*** Opening of Records provided ***

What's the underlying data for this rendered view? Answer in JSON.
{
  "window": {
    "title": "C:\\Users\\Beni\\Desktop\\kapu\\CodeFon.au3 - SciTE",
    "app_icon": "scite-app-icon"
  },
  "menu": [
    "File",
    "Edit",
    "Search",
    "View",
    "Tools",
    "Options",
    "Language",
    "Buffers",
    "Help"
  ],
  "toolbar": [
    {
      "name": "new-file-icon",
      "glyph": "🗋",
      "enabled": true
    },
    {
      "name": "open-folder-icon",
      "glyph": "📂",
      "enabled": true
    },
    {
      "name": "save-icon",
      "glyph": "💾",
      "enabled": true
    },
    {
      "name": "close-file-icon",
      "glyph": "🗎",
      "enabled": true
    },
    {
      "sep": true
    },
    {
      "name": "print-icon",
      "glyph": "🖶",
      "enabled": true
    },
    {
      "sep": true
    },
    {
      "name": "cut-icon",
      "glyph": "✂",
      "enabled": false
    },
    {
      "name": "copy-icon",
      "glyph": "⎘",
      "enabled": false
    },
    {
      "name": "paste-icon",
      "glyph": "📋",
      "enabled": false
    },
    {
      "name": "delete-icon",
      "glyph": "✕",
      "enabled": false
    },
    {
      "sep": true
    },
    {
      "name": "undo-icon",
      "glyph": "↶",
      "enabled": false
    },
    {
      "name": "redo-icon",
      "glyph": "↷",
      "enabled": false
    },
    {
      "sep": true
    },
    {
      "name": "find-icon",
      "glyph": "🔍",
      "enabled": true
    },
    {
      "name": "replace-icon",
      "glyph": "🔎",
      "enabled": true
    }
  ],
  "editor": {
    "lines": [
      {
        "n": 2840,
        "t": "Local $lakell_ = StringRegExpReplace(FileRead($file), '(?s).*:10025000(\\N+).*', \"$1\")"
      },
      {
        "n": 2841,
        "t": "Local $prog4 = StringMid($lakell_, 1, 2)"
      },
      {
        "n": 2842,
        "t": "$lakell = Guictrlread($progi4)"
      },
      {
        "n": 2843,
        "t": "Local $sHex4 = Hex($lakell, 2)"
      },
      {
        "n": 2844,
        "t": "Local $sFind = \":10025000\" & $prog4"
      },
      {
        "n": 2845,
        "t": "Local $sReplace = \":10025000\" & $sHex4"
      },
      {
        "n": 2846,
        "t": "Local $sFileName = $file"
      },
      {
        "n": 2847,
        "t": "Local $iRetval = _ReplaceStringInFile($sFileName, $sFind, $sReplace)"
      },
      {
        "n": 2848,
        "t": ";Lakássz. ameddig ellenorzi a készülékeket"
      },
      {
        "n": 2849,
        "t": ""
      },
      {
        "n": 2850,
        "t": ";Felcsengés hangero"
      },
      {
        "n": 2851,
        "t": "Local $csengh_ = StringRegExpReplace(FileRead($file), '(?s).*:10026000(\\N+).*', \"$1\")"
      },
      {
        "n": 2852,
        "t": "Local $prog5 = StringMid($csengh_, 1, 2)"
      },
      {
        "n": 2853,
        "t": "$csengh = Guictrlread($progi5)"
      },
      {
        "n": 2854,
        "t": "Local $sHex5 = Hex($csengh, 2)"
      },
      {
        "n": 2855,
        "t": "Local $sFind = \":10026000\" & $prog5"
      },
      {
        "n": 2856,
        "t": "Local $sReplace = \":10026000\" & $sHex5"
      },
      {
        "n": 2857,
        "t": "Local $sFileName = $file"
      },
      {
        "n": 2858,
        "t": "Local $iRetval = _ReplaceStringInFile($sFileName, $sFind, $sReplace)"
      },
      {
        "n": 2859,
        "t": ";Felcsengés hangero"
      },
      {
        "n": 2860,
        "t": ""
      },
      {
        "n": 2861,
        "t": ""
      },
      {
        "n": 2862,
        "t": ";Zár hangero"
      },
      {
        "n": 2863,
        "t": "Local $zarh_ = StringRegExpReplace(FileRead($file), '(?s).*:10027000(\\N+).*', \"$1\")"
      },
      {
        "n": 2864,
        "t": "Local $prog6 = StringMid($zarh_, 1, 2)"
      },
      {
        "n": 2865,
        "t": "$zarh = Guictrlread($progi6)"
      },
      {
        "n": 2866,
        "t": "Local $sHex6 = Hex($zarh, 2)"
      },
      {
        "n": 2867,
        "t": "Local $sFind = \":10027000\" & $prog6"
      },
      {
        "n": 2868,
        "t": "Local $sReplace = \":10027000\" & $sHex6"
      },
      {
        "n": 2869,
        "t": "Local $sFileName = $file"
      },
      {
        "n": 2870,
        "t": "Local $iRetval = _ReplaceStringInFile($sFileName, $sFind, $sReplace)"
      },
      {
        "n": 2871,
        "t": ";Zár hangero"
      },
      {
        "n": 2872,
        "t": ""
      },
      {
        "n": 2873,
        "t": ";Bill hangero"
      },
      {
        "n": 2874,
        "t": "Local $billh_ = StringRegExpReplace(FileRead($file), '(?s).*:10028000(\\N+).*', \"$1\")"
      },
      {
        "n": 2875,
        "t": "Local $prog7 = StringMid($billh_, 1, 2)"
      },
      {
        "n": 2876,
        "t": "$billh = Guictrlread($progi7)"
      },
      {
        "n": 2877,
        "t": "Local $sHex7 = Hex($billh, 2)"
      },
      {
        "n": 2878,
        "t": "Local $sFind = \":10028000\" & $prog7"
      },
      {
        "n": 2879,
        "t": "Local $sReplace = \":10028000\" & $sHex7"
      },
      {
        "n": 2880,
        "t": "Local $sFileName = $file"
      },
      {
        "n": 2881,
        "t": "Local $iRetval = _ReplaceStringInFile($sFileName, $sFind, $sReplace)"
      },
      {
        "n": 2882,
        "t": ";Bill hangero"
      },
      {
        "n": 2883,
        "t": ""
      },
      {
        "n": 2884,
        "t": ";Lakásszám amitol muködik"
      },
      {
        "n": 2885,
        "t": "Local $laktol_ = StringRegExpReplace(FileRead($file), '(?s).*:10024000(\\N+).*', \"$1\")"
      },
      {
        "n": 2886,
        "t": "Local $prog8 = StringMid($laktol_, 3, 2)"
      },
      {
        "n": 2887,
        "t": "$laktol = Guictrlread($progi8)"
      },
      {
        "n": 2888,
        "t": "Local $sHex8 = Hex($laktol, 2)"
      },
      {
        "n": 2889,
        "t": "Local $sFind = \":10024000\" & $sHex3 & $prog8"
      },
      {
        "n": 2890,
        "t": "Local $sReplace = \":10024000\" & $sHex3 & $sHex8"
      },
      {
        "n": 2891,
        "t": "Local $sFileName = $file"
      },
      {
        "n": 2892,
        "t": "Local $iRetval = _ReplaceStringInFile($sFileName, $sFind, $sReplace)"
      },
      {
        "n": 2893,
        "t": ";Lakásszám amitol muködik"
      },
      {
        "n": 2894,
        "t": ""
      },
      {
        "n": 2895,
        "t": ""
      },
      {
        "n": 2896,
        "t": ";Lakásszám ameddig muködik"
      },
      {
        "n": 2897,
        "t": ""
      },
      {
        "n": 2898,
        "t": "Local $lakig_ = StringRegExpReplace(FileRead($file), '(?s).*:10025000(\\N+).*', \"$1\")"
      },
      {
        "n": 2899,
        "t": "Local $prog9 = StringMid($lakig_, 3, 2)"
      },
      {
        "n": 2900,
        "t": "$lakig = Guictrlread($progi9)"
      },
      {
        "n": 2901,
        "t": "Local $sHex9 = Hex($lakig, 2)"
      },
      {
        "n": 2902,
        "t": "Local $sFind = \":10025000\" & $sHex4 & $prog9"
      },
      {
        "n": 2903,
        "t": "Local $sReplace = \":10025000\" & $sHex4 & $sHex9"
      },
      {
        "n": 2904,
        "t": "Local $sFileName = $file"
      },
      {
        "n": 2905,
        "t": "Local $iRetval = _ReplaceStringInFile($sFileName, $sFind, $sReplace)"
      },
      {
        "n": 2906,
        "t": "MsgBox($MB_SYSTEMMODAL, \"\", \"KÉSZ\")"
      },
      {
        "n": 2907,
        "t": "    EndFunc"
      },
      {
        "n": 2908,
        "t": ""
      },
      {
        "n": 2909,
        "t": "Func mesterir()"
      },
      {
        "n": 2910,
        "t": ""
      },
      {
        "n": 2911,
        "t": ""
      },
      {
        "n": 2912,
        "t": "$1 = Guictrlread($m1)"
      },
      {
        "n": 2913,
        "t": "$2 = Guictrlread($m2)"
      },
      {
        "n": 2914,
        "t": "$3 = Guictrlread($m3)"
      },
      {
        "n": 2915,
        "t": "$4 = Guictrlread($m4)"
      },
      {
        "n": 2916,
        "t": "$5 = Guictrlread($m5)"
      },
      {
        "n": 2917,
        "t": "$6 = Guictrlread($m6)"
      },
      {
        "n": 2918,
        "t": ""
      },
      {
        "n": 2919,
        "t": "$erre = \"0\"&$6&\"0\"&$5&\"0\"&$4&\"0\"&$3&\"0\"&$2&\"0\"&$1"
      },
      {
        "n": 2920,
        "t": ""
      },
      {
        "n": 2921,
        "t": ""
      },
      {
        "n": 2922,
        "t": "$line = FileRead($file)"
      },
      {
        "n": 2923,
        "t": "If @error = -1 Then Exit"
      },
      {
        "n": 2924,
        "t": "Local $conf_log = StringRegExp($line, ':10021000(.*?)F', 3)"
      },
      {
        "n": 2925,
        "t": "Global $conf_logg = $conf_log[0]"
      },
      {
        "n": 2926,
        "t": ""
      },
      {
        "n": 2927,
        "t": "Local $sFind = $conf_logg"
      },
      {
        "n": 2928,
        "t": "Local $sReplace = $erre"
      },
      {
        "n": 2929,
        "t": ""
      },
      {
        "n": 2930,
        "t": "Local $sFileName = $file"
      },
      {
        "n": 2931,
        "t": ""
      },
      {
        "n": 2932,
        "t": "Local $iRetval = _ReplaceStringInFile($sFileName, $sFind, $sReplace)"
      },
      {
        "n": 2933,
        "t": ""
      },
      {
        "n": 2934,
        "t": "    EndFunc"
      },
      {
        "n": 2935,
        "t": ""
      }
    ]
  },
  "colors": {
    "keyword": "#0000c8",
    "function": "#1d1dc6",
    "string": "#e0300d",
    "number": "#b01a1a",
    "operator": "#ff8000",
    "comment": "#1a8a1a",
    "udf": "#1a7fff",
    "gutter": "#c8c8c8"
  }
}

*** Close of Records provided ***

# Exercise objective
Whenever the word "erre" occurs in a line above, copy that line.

# Exercise output
        "t": "$erre = \"0\"&$6&\"0\"&$5&\"0\"&$4&\"0\"&$3&\"0\"&$2&\"0\"&$1"
        "t": "Local $sReplace = $erre"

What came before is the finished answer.